Wednesday, October 28, 2015

Butler University - German Language, Literature, and Culture: Getting Started

Over the weekend, while looking up a former colleague from my graduate student days at the University of Virginia, I stumbled upon this page of links (and even media), curated by subject librarian Franny Gaede. I found her collection to be such an excellent resource for students of German language, literature, and culture at all levels that I tweeted her out of the blue. Someone finally did all the hard work and collected (and organized) the best resources on the web. And today, I told my students about the site. Brava!

Monday, October 26, 2015

Mahlzeit! A German Brown Bag series - “Der Tatortreiniger” (Crime Scene Cleaner)

Please join Tech's German Club tomorrow for another installment of Mahlzeit! A German Brown Bag series. We’ll watch an episode of the very popular German comedy series “Der Tatortreiniger” (Crime Scene Cleaner)—see the flyer for more details. Some light snacks will be provided, and you are encouraged to bring your lunch to eat while you watch.

We hope to see you Tues, Oct 27, between 11:10 and 11:45am in OKLY 212. More installments of Mahlzeit! will take place throughout the semester (each featuring different TV shows), so if you can’t attend next week, you will have more opportunities in November and December. 

Saturday, October 24, 2015

Progress Report "Deutsch interaktiv - Einführung" iBook Part 1
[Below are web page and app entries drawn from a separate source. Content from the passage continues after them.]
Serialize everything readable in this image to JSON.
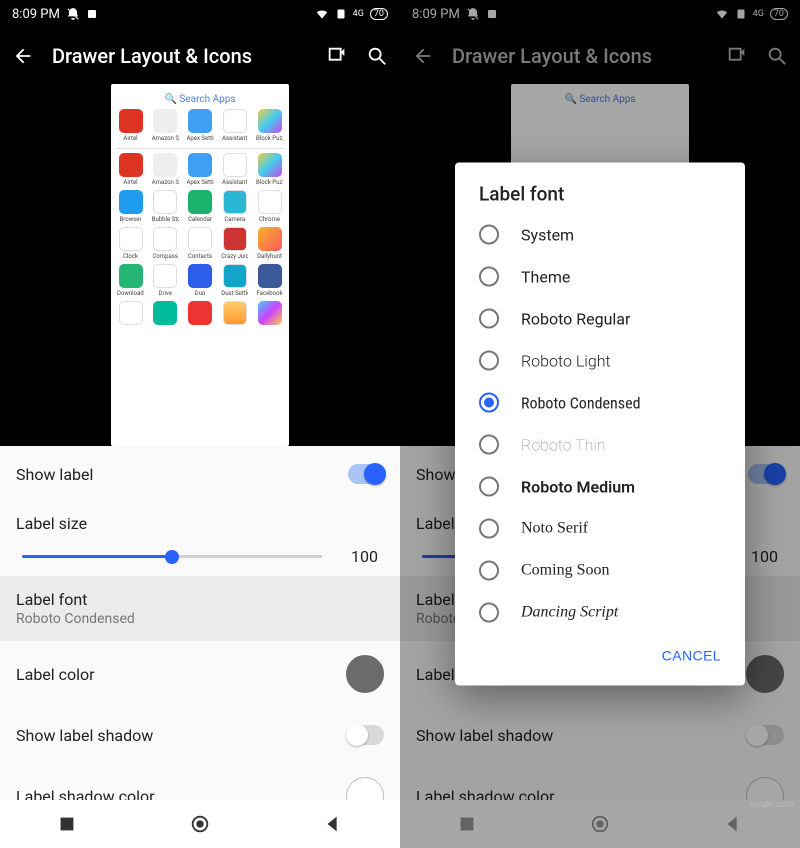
{
  "statusbar": {
    "time": "8:09 PM",
    "battery": "70"
  },
  "appbar": {
    "title": "Drawer Layout & Icons"
  },
  "preview": {
    "search_label": "Search Apps",
    "apps_r1": [
      "Airtel",
      "Amazon Sh..",
      "Apex Settin..",
      "Assistant",
      "Block Puzz.."
    ],
    "apps_r2": [
      "Airtel",
      "Amazon Sh..",
      "Apex Settin..",
      "Assistant",
      "Block Puzz.."
    ],
    "apps_r3": [
      "Browser",
      "Bubble Story",
      "Calendar",
      "Camera",
      "Chrome"
    ],
    "apps_r4": [
      "Clock",
      "Compass",
      "Contacts",
      "Crazy Juicer",
      "Dailyhunt"
    ],
    "apps_r5": [
      "Downloads",
      "Drive",
      "Duo",
      "Dust Settle",
      "Facebook"
    ],
    "apps_r6": [
      "",
      "",
      "",
      "",
      ""
    ]
  },
  "settings": {
    "show_label": "Show label",
    "label_size": "Label size",
    "label_size_value": "100",
    "label_font": "Label font",
    "label_font_value": "Roboto Condensed",
    "label_color": "Label color",
    "show_label_shadow": "Show label shadow",
    "label_shadow_color": "Label shadow color"
  },
  "dialog": {
    "title": "Label font",
    "options": [
      "System",
      "Theme",
      "Roboto Regular",
      "Roboto Light",
      "Roboto Condensed",
      "Roboto Thin",
      "Roboto Medium",
      "Noto Serif",
      "Coming Soon",
      "Dancing Script"
    ],
    "selected_index": 4,
    "cancel": "CANCEL"
  },
  "watermark": "wcaln.com"
}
It's been over two years now that "Deutsch interaktiv," the interactive textbook I planned, produced, and co-authored for the American market, has been available on iTunes. The "Deutsch interaktiv" iBook series was initially a side-project, a pedagogic experiment in a new medium--more a hobby than anything else. Back in 2011, I assumed that so many textbook publishers would be rushing to the new format, but, as things stand now in 2015, no major foreign language textbook publisher that I know of has made the leap. I assume it is because of Apple's price cap and an unwillingness to develop intellectual property for a medium that has no secondary market. (More on that gap in the market in Part 2 of this post.)

Anyway, part of my morning routine includes checking how many German language learners across the world have downloaded the iBook, and I am continually surprised and humbled to learn that at least a few people find the book each day.

You can find the free extended introduction to the "Deutsch interaktiv" series by following this link 
The daily download record of Deutsch interaktiv-Einführung (July '14-Oct '15)

I have noticed of late how more learners in Germany are downloading the iBook and its later chapters. Although I have no way of knowing, I hope that the iBooks are helping the many migrants who are undertaking the difficult journey from the Middle East to Germany. I've been talking with some publishers and other pedagogues about crafting a curriculum designed especially for migrant students. Some options already exist, and from what I have seen, they are effective enough, so I hope they support Germany's many new citizens.

Karoline von Günderrode's English #wiki WiG

from Twitter

October 24, 2015 at 06:31PM
via Arzillo Official Site